The factories of production need to have input from the outside as to how hard to work, how much to produce and where and how to get the product to the end user. This is executed through connections to the transport systems including the circulatory and lymphatic systems but also the control systems that include endocrine and nervous systems. Circulatory connections deliver raw products, transport processed products, and remove waste. Hormonal connections via the neurohormonal axis of the pituitary and chemical receptors on and in the cells connect it to the chemical milieu of the body and allow the thyroid to have its finger on the pulse meeting supply with demand via feedback mechanisms.
Dependence and Independence
In summary the “units to unity” concept, together with the “links and connections” concept allow the thyroid to be unique in its own right, but allows it to participate in the bigger whole, fulfilling a function for the body at large and allowing it to be personally enriched by its contributions. This “independence dependence” balance is a key concept to all the biological units from each cell in the body to the societies in which we live. The “bill of rights” for the individual, “ask not what your country can do for you—ask what you can do for your country”, (Kennedy) and the “checks and balances” are statements that form the fabric of our society and apply equally to the organ and each cell.
Time Growth and Aging
Thyroid development begins in the fetus at three to four weeks of gestation. The precursors consisting of epithelial cells arise from endoderm proliferate from the base of the pharynx. From this moment, the cells of the thyroid are subjected to the forces of time. Over the next several weeks this cell mass migrates to the base of the neck. Shortly thereafter at eight weeks of gestation the pituitary begins to release thyroid stimulating hormone, prompting the thyroid to begin production of colloid and thyroxine by week ten. The responsibility of heating the home is assumed at this very young age of ten weeks.
The thyroid ages well, but function does decrease over time and often is the cause of morbidity in the elderly.
The space assigned to the thyroid in the neck has no obvious rationale. It is a thermostat and for this it may be centrally located and near the brain – the main controlling centre of the body.
It lies on the anterior side of the neck against and around the trachea and extends posteriorly to the esophagus and carotid sheath. Longitudinally it stretches from just below the laryngeal prominence, or Adam’s apple, to the fifth or sixth tracheal ring. Owing to this position, any significant swelling of the thyroid, such as that caused by hyperthyroidism or iodine deficiency, is easily visible and palpable.

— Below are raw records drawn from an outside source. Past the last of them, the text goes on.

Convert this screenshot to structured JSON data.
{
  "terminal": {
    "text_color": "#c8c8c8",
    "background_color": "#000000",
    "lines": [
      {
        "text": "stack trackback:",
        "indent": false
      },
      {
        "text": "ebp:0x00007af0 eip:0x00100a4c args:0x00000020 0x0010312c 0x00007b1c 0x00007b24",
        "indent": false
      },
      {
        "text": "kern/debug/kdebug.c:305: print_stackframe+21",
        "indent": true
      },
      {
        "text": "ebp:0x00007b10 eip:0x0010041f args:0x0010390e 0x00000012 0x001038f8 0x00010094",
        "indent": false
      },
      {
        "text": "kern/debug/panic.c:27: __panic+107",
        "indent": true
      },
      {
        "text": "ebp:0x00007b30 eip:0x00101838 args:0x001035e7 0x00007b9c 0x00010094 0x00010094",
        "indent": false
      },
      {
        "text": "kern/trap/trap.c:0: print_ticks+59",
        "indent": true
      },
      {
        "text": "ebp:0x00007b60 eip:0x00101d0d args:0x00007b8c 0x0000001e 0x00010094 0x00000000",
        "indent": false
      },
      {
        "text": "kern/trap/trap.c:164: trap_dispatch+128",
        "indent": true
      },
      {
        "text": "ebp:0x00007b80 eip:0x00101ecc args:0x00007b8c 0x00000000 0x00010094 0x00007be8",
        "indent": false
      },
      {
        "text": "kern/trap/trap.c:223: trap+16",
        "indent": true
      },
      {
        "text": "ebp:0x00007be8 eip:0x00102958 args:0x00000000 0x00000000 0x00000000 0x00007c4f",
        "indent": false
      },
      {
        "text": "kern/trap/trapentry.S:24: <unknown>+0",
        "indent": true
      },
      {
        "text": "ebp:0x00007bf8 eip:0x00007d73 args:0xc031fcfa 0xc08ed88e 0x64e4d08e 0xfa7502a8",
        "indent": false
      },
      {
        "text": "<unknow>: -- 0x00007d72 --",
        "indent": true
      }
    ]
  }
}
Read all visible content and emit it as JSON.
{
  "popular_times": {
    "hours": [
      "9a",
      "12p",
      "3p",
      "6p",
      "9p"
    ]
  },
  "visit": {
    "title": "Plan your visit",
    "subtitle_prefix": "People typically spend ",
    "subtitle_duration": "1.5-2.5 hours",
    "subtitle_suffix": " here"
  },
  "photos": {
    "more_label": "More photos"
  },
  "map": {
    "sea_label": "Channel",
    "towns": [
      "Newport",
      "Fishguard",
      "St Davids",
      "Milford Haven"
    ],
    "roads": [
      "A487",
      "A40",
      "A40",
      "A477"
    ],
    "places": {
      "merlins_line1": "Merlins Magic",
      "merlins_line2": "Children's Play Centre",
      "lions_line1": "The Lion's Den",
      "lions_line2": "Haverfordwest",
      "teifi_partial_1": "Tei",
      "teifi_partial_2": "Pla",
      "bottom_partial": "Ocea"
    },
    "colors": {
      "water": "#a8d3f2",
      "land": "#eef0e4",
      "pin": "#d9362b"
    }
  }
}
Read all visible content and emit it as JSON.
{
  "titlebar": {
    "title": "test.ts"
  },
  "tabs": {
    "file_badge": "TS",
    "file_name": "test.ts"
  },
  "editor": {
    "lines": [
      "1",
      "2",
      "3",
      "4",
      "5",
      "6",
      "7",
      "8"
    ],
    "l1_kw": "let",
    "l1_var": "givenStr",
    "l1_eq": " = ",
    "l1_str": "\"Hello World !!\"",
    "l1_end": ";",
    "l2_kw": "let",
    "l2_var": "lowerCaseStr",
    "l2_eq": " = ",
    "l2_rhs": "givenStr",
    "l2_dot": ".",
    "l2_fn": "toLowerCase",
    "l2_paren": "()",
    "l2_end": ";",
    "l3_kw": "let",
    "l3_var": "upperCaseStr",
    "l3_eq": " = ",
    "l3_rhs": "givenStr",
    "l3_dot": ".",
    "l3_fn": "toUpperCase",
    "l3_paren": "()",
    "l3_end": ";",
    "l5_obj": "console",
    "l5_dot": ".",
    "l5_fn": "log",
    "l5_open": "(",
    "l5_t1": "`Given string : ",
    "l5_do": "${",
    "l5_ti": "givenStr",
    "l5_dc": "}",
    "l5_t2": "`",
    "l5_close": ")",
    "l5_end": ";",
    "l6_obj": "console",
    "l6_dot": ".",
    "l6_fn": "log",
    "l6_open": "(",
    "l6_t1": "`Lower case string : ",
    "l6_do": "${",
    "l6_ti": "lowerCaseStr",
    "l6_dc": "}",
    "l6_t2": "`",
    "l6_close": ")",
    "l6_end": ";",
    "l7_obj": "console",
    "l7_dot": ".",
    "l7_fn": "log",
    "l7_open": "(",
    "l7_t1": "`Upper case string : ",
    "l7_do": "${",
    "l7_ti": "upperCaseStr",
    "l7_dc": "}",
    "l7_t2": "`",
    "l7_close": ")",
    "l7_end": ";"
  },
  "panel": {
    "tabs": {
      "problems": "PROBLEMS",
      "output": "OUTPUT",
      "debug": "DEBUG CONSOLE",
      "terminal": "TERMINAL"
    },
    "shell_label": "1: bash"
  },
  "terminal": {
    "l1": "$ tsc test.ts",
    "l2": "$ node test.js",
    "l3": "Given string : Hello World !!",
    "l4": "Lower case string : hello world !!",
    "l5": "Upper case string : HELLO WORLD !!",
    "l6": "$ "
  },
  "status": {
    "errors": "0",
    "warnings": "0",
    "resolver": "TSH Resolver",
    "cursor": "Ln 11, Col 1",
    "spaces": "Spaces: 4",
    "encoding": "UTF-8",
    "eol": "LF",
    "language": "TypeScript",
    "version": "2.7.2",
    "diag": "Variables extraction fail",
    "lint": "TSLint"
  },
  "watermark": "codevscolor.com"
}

The forces that govern thyroid function are primarily chemical. Like most endocrine organs, the thyroid produces and releases hormones according to negative feedback inhibition loops. For example, low levels of thyroxine prompt the pituitary gland to release TSH. This, in turn, causes the thyroid to release thyroid hormones.. As the levels of thyroid hormone increase TSH is inhibited, which results in a decrease in thyroid hormone production. It is a continual balance of supply and demand and checks and balances.
The involvement of calcitonin abides by the same principles but relate specifically to calcium metabolism.
Thyroid function is also regulated by nervous pathways, specifically the sympathetic nervous system. The sympathetic system and thyroid have very similar effects on the body though the nervous system is more rapid in reacting while thyroid hormone is in the background and slower in response. It may be said that the sound one may hear at the height of the fight or flight response may be likened to a screech, while the sounds of the thyroid hormone may be likened to a hum.